Resource Conservation and Recovery Act
42 U.S.C. s/s 6901 et seq. (1976)
The Resource Conservation and Recovery Act (RCRA) gave the EPA the authority to control hazardous waste from the “cradle-to-grave.” This includes the generation, transportation, treatment, storage, and disposal of hazardous waste. RCRA also set forth a framework for the management of non-hazardous wastes.
The 1986 amendments to RCRA enabled EPA to address environmental problems that could result from underground tanks storing petroleum and other hazardous substances. RCRA focuses only on active and future facilities and does not address abandoned or historical sites.
The Federal Hazardous and Solid Waste Amendments (HSWA) are the 1984 amendments to RCRA that required phasing out land disposal of hazardous waste. Some of the other mandates of this strict law include increased enforcement authority for EPA, more stringent hazardous waste management standards, and a comprehensive underground storage tank program.

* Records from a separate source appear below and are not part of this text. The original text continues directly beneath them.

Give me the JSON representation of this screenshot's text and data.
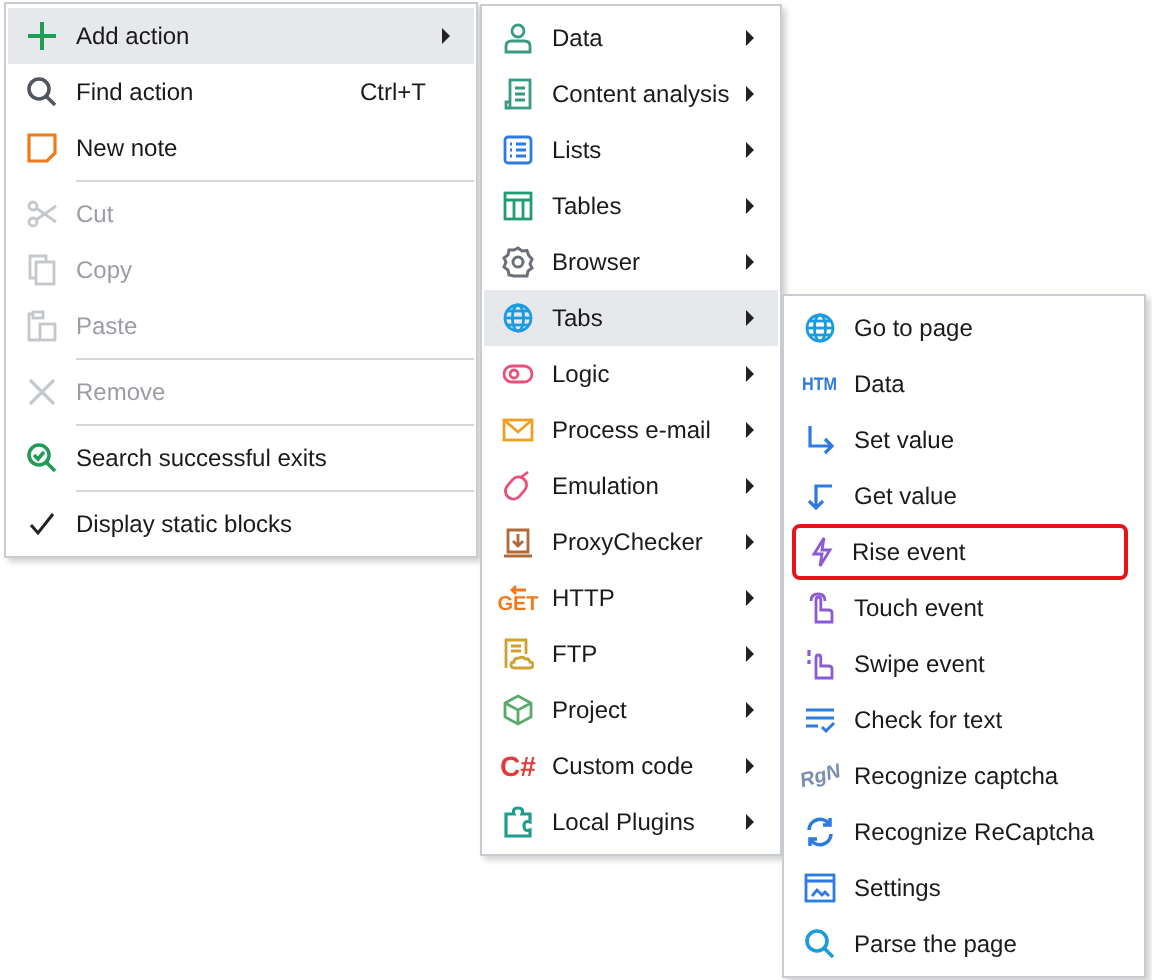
{
  "context_menu": {
    "items": [
      {
        "kind": "item",
        "label": "Add action",
        "selected": true,
        "disabled": false,
        "checked": false,
        "submenu": true
      },
      {
        "kind": "item",
        "label": "Find action",
        "shortcut": "Ctrl+T",
        "selected": false,
        "disabled": false,
        "checked": false,
        "submenu": false
      },
      {
        "kind": "item",
        "label": "New note",
        "selected": false,
        "disabled": false,
        "checked": false,
        "submenu": false
      },
      {
        "kind": "separator"
      },
      {
        "kind": "item",
        "label": "Cut",
        "selected": false,
        "disabled": true,
        "checked": false,
        "submenu": false
      },
      {
        "kind": "item",
        "label": "Copy",
        "selected": false,
        "disabled": true,
        "checked": false,
        "submenu": false
      },
      {
        "kind": "item",
        "label": "Paste",
        "selected": false,
        "disabled": true,
        "checked": false,
        "submenu": false
      },
      {
        "kind": "separator"
      },
      {
        "kind": "item",
        "label": "Remove",
        "selected": false,
        "disabled": true,
        "checked": false,
        "submenu": false
      },
      {
        "kind": "separator"
      },
      {
        "kind": "item",
        "label": "Search successful exits",
        "selected": false,
        "disabled": false,
        "checked": false,
        "submenu": false
      },
      {
        "kind": "separator"
      },
      {
        "kind": "item",
        "label": "Display static blocks",
        "selected": false,
        "disabled": false,
        "checked": true,
        "submenu": false
      }
    ]
  },
  "action_submenu": {
    "items": [
      {
        "label": "Data",
        "selected": false
      },
      {
        "label": "Content analysis",
        "selected": false
      },
      {
        "label": "Lists",
        "selected": false
      },
      {
        "label": "Tables",
        "selected": false
      },
      {
        "label": "Browser",
        "selected": false
      },
      {
        "label": "Tabs",
        "selected": true
      },
      {
        "label": "Logic",
        "selected": false
      },
      {
        "label": "Process e-mail",
        "selected": false
      },
      {
        "label": "Emulation",
        "selected": false
      },
      {
        "label": "ProxyChecker",
        "selected": false
      },
      {
        "label": "HTTP",
        "icon_text": "GET",
        "selected": false
      },
      {
        "label": "FTP",
        "selected": false
      },
      {
        "label": "Project",
        "selected": false
      },
      {
        "label": "Custom code",
        "icon_text": "C#",
        "selected": false
      },
      {
        "label": "Local Plugins",
        "selected": false
      }
    ]
  },
  "tabs_submenu": {
    "items": [
      {
        "label": "Go to page",
        "highlighted": false
      },
      {
        "label": "Data",
        "icon_text": "HTM",
        "highlighted": false
      },
      {
        "label": "Set value",
        "highlighted": false
      },
      {
        "label": "Get value",
        "highlighted": false
      },
      {
        "label": "Rise event",
        "highlighted": true
      },
      {
        "label": "Touch event",
        "highlighted": false
      },
      {
        "label": "Swipe event",
        "highlighted": false
      },
      {
        "label": "Check for text",
        "highlighted": false
      },
      {
        "label": "Recognize captcha",
        "icon_text": "RgN",
        "highlighted": false
      },
      {
        "label": "Recognize ReCaptcha",
        "highlighted": false
      },
      {
        "label": "Settings",
        "highlighted": false
      },
      {
        "label": "Parse the page",
        "highlighted": false
      }
    ]
  }
}
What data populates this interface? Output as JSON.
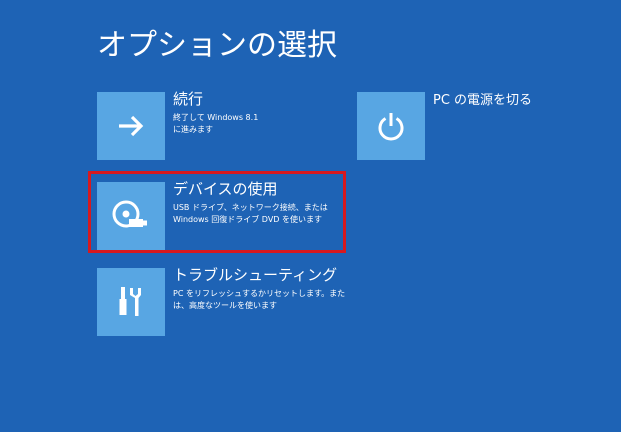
{
  "page": {
    "title": "オプションの選択"
  },
  "options": {
    "continue": {
      "title": "続行",
      "desc_line1": "終了して Windows 8.1",
      "desc_line2": "に進みます",
      "icon": "arrow-right-icon"
    },
    "device": {
      "title": "デバイスの使用",
      "desc_line1": "USB ドライブ、ネットワーク接続、または",
      "desc_line2": "Windows 回復ドライブ DVD を使います",
      "icon": "disc-usb-icon"
    },
    "troubleshoot": {
      "title": "トラブルシューティング",
      "desc_line1": "PC をリフレッシュするかリセットします。また",
      "desc_line2": "は、高度なツールを使います",
      "icon": "tools-icon"
    },
    "power": {
      "title": "PC の電源を切る",
      "icon": "power-icon"
    }
  },
  "colors": {
    "background": "#1e63b5",
    "tile": "#58a6e3",
    "highlight": "#d7191f"
  }
}
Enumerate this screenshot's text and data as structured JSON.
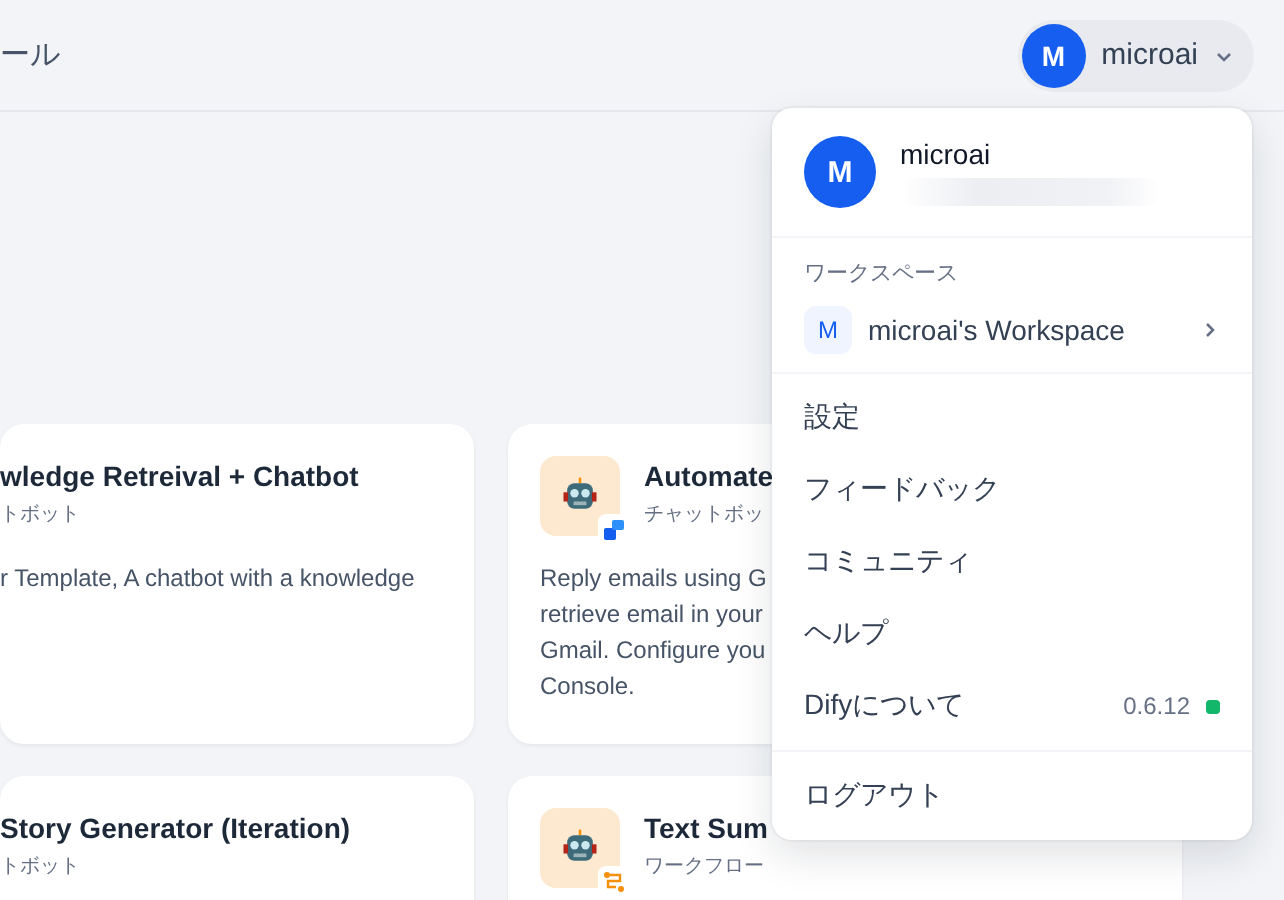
{
  "header": {
    "title": "ール",
    "account": {
      "avatar": "M",
      "name": "microai"
    }
  },
  "cards": [
    {
      "title": "wledge Retreival + Chatbot",
      "type": "トボット",
      "description": [
        "r Template, A chatbot with a knowledge"
      ]
    },
    {
      "title": "Automate",
      "type": "チャットボッ",
      "kind": "chatbot",
      "description": [
        "Reply emails using G",
        "retrieve email in your",
        "Gmail. Configure you",
        "Console."
      ]
    },
    {
      "title": "Story Generator (Iteration)",
      "type": "トボット"
    },
    {
      "title": "Text Sum",
      "type": "ワークフロー",
      "kind": "workflow"
    }
  ],
  "menu": {
    "user": {
      "avatar": "M",
      "name": "microai"
    },
    "workspace_label": "ワークスペース",
    "workspace": {
      "avatar": "M",
      "name": "microai's Workspace"
    },
    "items": [
      {
        "label": "設定"
      },
      {
        "label": "フィードバック"
      },
      {
        "label": "コミュニティ"
      },
      {
        "label": "ヘルプ"
      },
      {
        "label": "Difyについて",
        "version": "0.6.12"
      }
    ],
    "logout": "ログアウト"
  }
}
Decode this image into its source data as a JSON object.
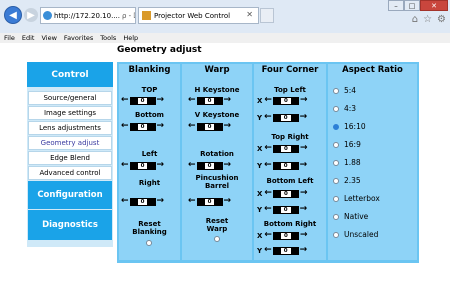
{
  "browser": {
    "address": "http://172.20.10....",
    "address_tools": "ρ - ⌧ ↻ ✕",
    "tab_title": "Projector Web Control",
    "menu": [
      "File",
      "Edit",
      "View",
      "Favorites",
      "Tools",
      "Help"
    ]
  },
  "page": {
    "title": "Geometry adjust"
  },
  "sidebar": {
    "header": "Control",
    "items": [
      "Source/general",
      "Image settings",
      "Lens adjustments",
      "Geometry adjust",
      "Edge Blend",
      "Advanced control"
    ],
    "active_index": 3,
    "section_configuration": "Configuration",
    "section_diagnostics": "Diagnostics"
  },
  "blanking": {
    "title": "Blanking",
    "top": {
      "label": "TOP",
      "value": "0"
    },
    "bottom": {
      "label": "Bottom",
      "value": "0"
    },
    "left": {
      "label": "Left",
      "value": "0"
    },
    "right": {
      "label": "Right",
      "value": "0"
    },
    "reset": "Reset Blanking"
  },
  "warp": {
    "title": "Warp",
    "h_keystone": {
      "label": "H Keystone",
      "value": "0"
    },
    "v_keystone": {
      "label": "V Keystone",
      "value": "0"
    },
    "rotation": {
      "label": "Rotation",
      "value": "0"
    },
    "pincushion": {
      "label": "Pincushion Barrel",
      "value": "0"
    },
    "reset": "Reset Warp"
  },
  "four_corner": {
    "title": "Four Corner",
    "top_left": {
      "label": "Top Left",
      "x": "0",
      "y": "0"
    },
    "top_right": {
      "label": "Top Right",
      "x": "0",
      "y": "0"
    },
    "bottom_left": {
      "label": "Bottom Left",
      "x": "0",
      "y": "0"
    },
    "bottom_right": {
      "label": "Bottom Right",
      "x": "0",
      "y": "0"
    },
    "x_label": "X",
    "y_label": "Y"
  },
  "aspect_ratio": {
    "title": "Aspect Ratio",
    "options": [
      "5:4",
      "4:3",
      "16:10",
      "16:9",
      "1.88",
      "2.35",
      "Letterbox",
      "Native",
      "Unscaled"
    ],
    "selected": "16:10"
  },
  "colors": {
    "accent": "#1aa3e8",
    "panel": "#6bc5f2",
    "column": "#8ed3f7",
    "sidebar_bg": "#cfe9f8"
  },
  "icons": {
    "left_arrow": "left-arrow-icon",
    "right_arrow": "right-arrow-icon"
  }
}
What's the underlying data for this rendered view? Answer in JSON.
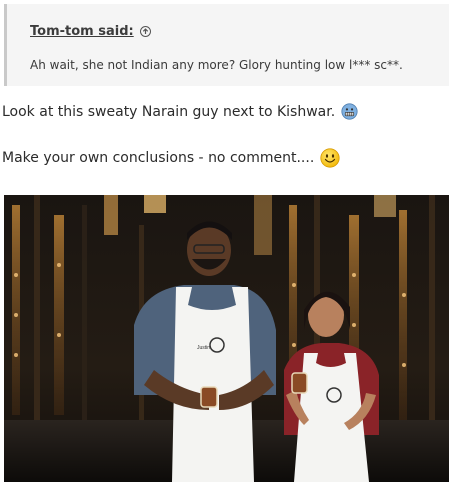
{
  "quote": {
    "author": "Tom-tom said:",
    "author_icon": "arrow-up-circle-icon",
    "text": "Ah wait, she not Indian any more? Glory hunting low l*** sc**."
  },
  "post": {
    "line1": "Look at this sweaty Narain guy next to Kishwar.",
    "line1_emoji": "grimace-emoji",
    "line2": "Make your own conclusions - no comment....",
    "line2_emoji": "smile-emoji"
  },
  "photo": {
    "description_icon": "masterchef-contestants-photo",
    "apron_name": "Justin"
  }
}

According to RCRA, a Hazardous waste is a solid, a semi-solid, a liquid, or a contained gas that, “because of its quantity, concentration, or physical, chemical, or infectious characteristics, it may cause, or significantly contribute to, an increase in mortality or an increase in serious irreversible, or incapacitating reversible, illness or pose a substantial present or potential hazard to human health and the environment when improperly treated, stored, transported, or disposed of, or otherwise managed. “